*** Block opens ***

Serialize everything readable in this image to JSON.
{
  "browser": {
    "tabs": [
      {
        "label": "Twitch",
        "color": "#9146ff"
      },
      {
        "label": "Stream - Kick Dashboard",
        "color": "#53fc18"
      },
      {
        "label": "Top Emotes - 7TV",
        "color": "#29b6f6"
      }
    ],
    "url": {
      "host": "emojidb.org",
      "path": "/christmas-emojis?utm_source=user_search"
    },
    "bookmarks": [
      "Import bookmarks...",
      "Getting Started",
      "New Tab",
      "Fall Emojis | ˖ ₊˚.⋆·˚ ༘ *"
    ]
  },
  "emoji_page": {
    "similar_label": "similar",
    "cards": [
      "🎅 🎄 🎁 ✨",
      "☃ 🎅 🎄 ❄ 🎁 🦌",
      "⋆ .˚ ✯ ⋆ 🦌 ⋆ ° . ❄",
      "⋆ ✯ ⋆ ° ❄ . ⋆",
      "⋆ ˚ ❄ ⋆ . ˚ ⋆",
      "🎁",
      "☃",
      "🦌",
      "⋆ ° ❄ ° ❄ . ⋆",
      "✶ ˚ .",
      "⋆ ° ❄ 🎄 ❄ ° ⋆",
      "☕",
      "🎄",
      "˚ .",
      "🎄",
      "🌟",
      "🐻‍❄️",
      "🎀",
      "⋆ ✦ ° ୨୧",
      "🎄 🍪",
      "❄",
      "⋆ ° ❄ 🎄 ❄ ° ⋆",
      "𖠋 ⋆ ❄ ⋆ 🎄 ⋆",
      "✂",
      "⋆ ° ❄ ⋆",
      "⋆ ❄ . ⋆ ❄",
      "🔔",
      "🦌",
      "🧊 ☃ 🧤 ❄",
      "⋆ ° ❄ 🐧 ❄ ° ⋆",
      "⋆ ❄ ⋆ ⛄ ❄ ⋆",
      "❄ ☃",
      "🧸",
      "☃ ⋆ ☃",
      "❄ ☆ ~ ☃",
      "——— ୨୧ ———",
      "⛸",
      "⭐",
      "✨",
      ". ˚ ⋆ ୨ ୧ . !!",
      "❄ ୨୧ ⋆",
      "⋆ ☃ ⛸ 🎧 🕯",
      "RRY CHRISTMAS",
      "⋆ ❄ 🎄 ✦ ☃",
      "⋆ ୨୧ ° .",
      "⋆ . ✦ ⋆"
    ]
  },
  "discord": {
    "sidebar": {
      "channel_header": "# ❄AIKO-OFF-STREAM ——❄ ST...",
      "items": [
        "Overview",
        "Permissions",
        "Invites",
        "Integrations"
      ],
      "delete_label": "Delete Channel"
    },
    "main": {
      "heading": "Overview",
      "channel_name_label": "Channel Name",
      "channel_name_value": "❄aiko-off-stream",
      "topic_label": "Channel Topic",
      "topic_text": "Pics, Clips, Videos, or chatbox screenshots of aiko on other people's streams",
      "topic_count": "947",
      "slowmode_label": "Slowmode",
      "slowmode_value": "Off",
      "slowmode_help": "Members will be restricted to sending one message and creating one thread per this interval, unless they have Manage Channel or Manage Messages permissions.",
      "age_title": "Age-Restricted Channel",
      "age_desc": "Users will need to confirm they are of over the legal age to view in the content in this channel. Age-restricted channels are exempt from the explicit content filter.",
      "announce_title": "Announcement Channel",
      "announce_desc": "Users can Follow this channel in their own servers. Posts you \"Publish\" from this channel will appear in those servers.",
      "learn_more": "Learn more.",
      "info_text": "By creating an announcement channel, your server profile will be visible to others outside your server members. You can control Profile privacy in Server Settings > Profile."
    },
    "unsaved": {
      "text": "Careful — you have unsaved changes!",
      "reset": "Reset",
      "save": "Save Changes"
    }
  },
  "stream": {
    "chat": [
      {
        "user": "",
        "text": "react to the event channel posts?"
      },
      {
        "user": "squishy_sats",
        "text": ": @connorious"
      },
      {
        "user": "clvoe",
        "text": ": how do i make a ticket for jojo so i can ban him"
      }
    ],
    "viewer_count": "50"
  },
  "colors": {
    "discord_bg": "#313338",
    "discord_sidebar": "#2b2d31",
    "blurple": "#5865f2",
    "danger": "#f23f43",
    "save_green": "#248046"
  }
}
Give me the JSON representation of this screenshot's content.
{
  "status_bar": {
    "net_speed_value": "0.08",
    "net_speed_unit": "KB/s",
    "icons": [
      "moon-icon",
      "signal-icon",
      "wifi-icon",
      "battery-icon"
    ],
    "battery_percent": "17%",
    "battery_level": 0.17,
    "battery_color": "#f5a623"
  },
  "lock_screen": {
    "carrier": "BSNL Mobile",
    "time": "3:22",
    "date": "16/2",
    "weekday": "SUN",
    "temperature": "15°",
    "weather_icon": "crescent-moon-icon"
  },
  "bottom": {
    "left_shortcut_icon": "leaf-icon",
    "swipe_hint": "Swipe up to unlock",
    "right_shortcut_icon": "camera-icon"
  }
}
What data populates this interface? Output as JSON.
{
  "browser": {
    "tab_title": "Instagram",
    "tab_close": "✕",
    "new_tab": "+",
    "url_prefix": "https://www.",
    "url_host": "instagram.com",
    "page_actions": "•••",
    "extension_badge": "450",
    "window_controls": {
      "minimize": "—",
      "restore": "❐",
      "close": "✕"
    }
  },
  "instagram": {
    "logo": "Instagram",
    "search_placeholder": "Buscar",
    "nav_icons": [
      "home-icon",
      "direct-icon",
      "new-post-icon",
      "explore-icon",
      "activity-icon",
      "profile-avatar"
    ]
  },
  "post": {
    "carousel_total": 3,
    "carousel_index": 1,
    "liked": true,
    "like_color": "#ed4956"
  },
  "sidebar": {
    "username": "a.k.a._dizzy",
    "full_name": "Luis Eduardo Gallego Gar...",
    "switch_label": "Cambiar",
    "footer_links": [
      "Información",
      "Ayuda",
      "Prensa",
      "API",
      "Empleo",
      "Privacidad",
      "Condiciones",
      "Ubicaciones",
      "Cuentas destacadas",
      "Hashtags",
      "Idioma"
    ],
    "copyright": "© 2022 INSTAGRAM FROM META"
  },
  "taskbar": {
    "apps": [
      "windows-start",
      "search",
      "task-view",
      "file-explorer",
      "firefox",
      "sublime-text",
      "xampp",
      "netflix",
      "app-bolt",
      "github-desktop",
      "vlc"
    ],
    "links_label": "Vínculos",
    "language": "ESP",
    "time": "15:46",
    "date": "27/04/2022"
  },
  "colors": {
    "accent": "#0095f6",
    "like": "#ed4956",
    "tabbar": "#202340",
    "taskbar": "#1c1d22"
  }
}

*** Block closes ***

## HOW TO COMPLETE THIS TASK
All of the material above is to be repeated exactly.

## RESULT OF THE EXERCISE
Serialize everything readable in this image to JSON.
{
  "browser": {
    "tabs": [
      {
        "label": "Twitch",
        "color": "#9146ff"
      },
      {
        "label": "Stream - Kick Dashboard",
        "color": "#53fc18"
      },
      {
        "label": "Top Emotes - 7TV",
        "color": "#29b6f6"
      }
    ],
    "url": {
      "host": "emojidb.org",
      "path": "/christmas-emojis?utm_source=user_search"
    },
    "bookmarks": [
      "Import bookmarks...",
      "Getting Started",
      "New Tab",
      "Fall Emojis | ˖ ₊˚.⋆·˚ ༘ *"
    ]
  },
  "emoji_page": {
    "similar_label": "similar",
    "cards": [
      "🎅 🎄 🎁 ✨",
      "☃ 🎅 🎄 ❄ 🎁 🦌",
      "⋆ .˚ ✯ ⋆ 🦌 ⋆ ° . ❄",
      "⋆ ✯ ⋆ ° ❄ . ⋆",
      "⋆ ˚ ❄ ⋆ . ˚ ⋆",
      "🎁",
      "☃",
      "🦌",
      "⋆ ° ❄ ° ❄ . ⋆",
      "✶ ˚ .",
      "⋆ ° ❄ 🎄 ❄ ° ⋆",
      "☕",
      "🎄",
      "˚ .",
      "🎄",
      "🌟",
      "🐻‍❄️",
      "🎀",
      "⋆ ✦ ° ୨୧",
      "🎄 🍪",
      "❄",
      "⋆ ° ❄ 🎄 ❄ ° ⋆",
      "𖠋 ⋆ ❄ ⋆ 🎄 ⋆",
      "✂",
      "⋆ ° ❄ ⋆",
      "⋆ ❄ . ⋆ ❄",
      "🔔",
      "🦌",
      "🧊 ☃ 🧤 ❄",
      "⋆ ° ❄ 🐧 ❄ ° ⋆",
      "⋆ ❄ ⋆ ⛄ ❄ ⋆",
      "❄ ☃",
      "🧸",
      "☃ ⋆ ☃",
      "❄ ☆ ~ ☃",
      "——— ୨୧ ———",
      "⛸",
      "⭐",
      "✨",
      ". ˚ ⋆ ୨ ୧ . !!",
      "❄ ୨୧ ⋆",
      "⋆ ☃ ⛸ 🎧 🕯",
      "RRY CHRISTMAS",
      "⋆ ❄ 🎄 ✦ ☃",
      "⋆ ୨୧ ° .",
      "⋆ . ✦ ⋆"
    ]
  },
  "discord": {
    "sidebar": {
      "channel_header": "# ❄AIKO-OFF-STREAM ——❄ ST...",
      "items": [
        "Overview",
        "Permissions",
        "Invites",
        "Integrations"
      ],
      "delete_label": "Delete Channel"
    },
    "main": {
      "heading": "Overview",
      "channel_name_label": "Channel Name",
      "channel_name_value": "❄aiko-off-stream",
      "topic_label": "Channel Topic",
      "topic_text": "Pics, Clips, Videos, or chatbox screenshots of aiko on other people's streams",
      "topic_count": "947",
      "slowmode_label": "Slowmode",
      "slowmode_value": "Off",
      "slowmode_help": "Members will be restricted to sending one message and creating one thread per this interval, unless they have Manage Channel or Manage Messages permissions.",
      "age_title": "Age-Restricted Channel",
      "age_desc": "Users will need to confirm they are of over the legal age to view in the content in this channel. Age-restricted channels are exempt from the explicit content filter.",
      "announce_title": "Announcement Channel",
      "announce_desc": "Users can Follow this channel in their own servers. Posts you \"Publish\" from this channel will appear in those servers.",
      "learn_more": "Learn more.",
      "info_text": "By creating an announcement channel, your server profile will be visible to others outside your server members. You can control Profile privacy in Server Settings > Profile."
    },
    "unsaved": {
      "text": "Careful — you have unsaved changes!",
      "reset": "Reset",
      "save": "Save Changes"
    }
  },
  "stream": {
    "chat": [
      {
        "user": "",
        "text": "react to the event channel posts?"
      },
      {
        "user": "squishy_sats",
        "text": ": @connorious"
      },
      {
        "user": "clvoe",
        "text": ": how do i make a ticket for jojo so i can ban him"
      }
    ],
    "viewer_count": "50"
  },
  "colors": {
    "discord_bg": "#313338",
    "discord_sidebar": "#2b2d31",
    "blurple": "#5865f2",
    "danger": "#f23f43",
    "save_green": "#248046"
  }
}
Give me the JSON representation of this screenshot's content.
{
  "status_bar": {
    "net_speed_value": "0.08",
    "net_speed_unit": "KB/s",
    "icons": [
      "moon-icon",
      "signal-icon",
      "wifi-icon",
      "battery-icon"
    ],
    "battery_percent": "17%",
    "battery_level": 0.17,
    "battery_color": "#f5a623"
  },
  "lock_screen": {
    "carrier": "BSNL Mobile",
    "time": "3:22",
    "date": "16/2",
    "weekday": "SUN",
    "temperature": "15°",
    "weather_icon": "crescent-moon-icon"
  },
  "bottom": {
    "left_shortcut_icon": "leaf-icon",
    "swipe_hint": "Swipe up to unlock",
    "right_shortcut_icon": "camera-icon"
  }
}
What data populates this interface? Output as JSON.
{
  "browser": {
    "tab_title": "Instagram",
    "tab_close": "✕",
    "new_tab": "+",
    "url_prefix": "https://www.",
    "url_host": "instagram.com",
    "page_actions": "•••",
    "extension_badge": "450",
    "window_controls": {
      "minimize": "—",
      "restore": "❐",
      "close": "✕"
    }
  },
  "instagram": {
    "logo": "Instagram",
    "search_placeholder": "Buscar",
    "nav_icons": [
      "home-icon",
      "direct-icon",
      "new-post-icon",
      "explore-icon",
      "activity-icon",
      "profile-avatar"
    ]
  },
  "post": {
    "carousel_total": 3,
    "carousel_index": 1,
    "liked": true,
    "like_color": "#ed4956"
  },
  "sidebar": {
    "username": "a.k.a._dizzy",
    "full_name": "Luis Eduardo Gallego Gar...",
    "switch_label": "Cambiar",
    "footer_links": [
      "Información",
      "Ayuda",
      "Prensa",
      "API",
      "Empleo",
      "Privacidad",
      "Condiciones",
      "Ubicaciones",
      "Cuentas destacadas",
      "Hashtags",
      "Idioma"
    ],
    "copyright": "© 2022 INSTAGRAM FROM META"
  },
  "taskbar": {
    "apps": [
      "windows-start",
      "search",
      "task-view",
      "file-explorer",
      "firefox",
      "sublime-text",
      "xampp",
      "netflix",
      "app-bolt",
      "github-desktop",
      "vlc"
    ],
    "links_label": "Vínculos",
    "language": "ESP",
    "time": "15:46",
    "date": "27/04/2022"
  },
  "colors": {
    "accent": "#0095f6",
    "like": "#ed4956",
    "tabbar": "#202340",
    "taskbar": "#1c1d22"
  }
}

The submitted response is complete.